Exercise materials →
>>>>
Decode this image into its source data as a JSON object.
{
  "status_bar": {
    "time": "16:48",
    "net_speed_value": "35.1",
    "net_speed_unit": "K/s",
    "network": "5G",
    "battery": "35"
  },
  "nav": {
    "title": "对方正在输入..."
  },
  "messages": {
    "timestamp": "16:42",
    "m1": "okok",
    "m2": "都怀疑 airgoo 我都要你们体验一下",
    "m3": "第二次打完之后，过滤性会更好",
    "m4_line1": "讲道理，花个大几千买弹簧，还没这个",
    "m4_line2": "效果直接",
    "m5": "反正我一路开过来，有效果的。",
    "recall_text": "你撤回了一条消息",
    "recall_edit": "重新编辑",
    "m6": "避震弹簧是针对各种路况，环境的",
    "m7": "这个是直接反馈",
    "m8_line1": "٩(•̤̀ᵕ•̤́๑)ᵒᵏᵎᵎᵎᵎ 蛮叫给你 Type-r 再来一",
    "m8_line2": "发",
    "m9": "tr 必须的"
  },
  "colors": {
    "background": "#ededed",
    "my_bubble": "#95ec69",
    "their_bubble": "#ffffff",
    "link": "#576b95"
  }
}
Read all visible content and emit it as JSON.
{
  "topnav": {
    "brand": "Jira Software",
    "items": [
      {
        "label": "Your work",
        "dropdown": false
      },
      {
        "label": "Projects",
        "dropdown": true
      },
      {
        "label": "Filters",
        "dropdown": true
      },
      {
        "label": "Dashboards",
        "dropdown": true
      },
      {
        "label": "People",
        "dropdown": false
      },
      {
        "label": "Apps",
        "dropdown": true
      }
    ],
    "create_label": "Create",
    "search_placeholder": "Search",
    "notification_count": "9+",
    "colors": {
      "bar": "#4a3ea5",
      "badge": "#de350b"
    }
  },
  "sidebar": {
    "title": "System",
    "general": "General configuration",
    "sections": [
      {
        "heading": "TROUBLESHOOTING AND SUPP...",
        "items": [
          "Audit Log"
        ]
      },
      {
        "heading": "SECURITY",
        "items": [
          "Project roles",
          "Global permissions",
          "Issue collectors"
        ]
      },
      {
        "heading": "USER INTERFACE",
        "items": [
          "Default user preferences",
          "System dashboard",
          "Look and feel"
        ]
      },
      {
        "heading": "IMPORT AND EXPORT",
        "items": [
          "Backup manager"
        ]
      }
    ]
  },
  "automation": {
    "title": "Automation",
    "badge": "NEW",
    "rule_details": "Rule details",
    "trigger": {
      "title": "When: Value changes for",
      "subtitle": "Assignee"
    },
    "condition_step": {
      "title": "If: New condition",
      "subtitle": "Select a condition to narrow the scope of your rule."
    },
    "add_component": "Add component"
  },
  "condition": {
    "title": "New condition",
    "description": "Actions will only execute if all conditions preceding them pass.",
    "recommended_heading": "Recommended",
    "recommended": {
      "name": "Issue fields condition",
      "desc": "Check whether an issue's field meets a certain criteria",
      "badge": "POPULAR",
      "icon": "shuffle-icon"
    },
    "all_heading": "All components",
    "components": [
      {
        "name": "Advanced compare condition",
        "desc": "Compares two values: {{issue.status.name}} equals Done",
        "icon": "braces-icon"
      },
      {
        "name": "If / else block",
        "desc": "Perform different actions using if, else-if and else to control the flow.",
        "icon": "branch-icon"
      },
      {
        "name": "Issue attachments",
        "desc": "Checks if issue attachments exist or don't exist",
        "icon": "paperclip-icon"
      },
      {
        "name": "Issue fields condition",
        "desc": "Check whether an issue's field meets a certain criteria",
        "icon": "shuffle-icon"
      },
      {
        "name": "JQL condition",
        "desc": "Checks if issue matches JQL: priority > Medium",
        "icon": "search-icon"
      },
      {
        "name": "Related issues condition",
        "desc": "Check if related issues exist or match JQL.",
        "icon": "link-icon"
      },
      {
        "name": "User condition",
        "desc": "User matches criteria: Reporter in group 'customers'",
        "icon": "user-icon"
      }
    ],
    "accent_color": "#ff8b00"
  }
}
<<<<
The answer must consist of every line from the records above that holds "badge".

Problem solution →
      "badge": "#de350b"
    "badge": "NEW",
      "badge": "POPULAR",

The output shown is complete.